Aside from simply changing things up a bit for myself, I am hoping it will give me a better sense of what is working and what isn’t for commuting by bike in Greenfield.
Here is the route I covered this morning:
Don’t judge me on the distance… it was extremely humid, plus I had to be back before the kids woke up.
A general observation—and something I have noticed before—is that the road surfaces in this town are not great for bikes. Part of that is that we are a small-ish city with a DPW that is constantly strapped for resources, we have a lot of aging infrastructure, and New England winters are tough on pavement. Still, between patched and re-patched asphalt and lots of gravel and sand run-off from driveways, most of the streets I covered this morning had at least one or two spots where I had to slow down signficantly to navigate pretty rough and treacherous surfaces.
On Facebook yesterday, I mentioned how many streets are lined with parking spots. Here is Church Street, with runs between High and Federal:
The entire north side of the whole length of the street is taken up by parking spots. Close to Federal Street, both sides of Church Street are dedicated to parking.
Here is Union Street:
And Franklin Street, heading south towards Main:
The crazy thing about Union and Franklin Streets is that all of those spots are marked with signs as residential permit parking. I took those pictures a little after six in the morning, when one would generally expect the majority of the residents to still be at home.
One final observation from this morning’s ride, this one from Crescent Street:
I took that picture standing on the corner of Crescent and Congress Streets, looking east where Crescent starts to bend around toward Grinnell and Highland.
I ride this street a lot, and while it is not so bad heading east toward Highland (other than the cars that park half on the street up there on right), coming the opposite direction is another story.
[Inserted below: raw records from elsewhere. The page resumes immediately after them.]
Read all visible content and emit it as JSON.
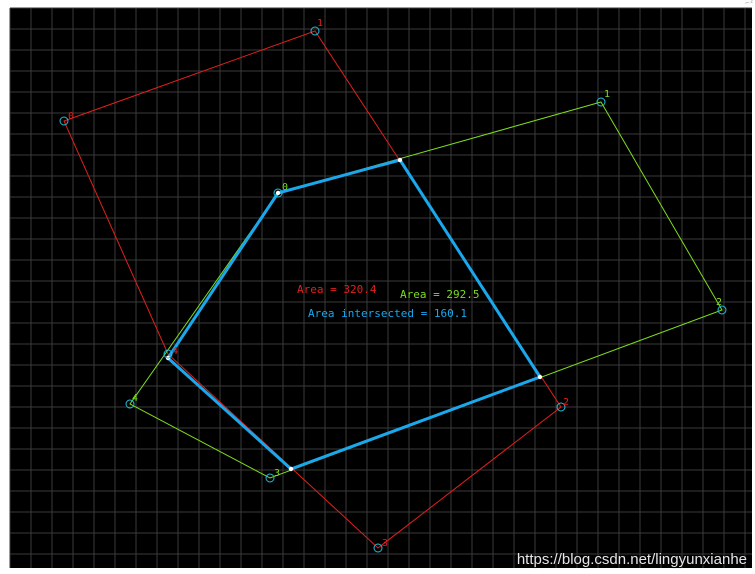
{
  "colors": {
    "background": "#000000",
    "grid": "#3a3a3a",
    "polygon_a": "#e0201c",
    "polygon_b": "#7ddc1f",
    "intersection": "#1aa7ec",
    "vertex_marker": "#1fbfdc",
    "intersection_point": "#ffffff"
  },
  "polygon_a": {
    "vertex_labels": [
      "0",
      "1",
      "2",
      "3",
      "4"
    ]
  },
  "polygon_b": {
    "vertex_labels": [
      "0",
      "1",
      "2",
      "3",
      "4"
    ]
  },
  "annotations": {
    "area_a": "Area = 320.4",
    "area_b": "Area = 292.5",
    "area_intersected": "Area intersected = 160.1"
  },
  "watermark": "https://blog.csdn.net/lingyunxianhe",
  "corner_mark": "⌐ᐧᑦ"
}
It is a completely blind curve down to the intersection of Main and High, and cars tend to come zooming around, cutting the curve short and leaving cyclists no room to escape.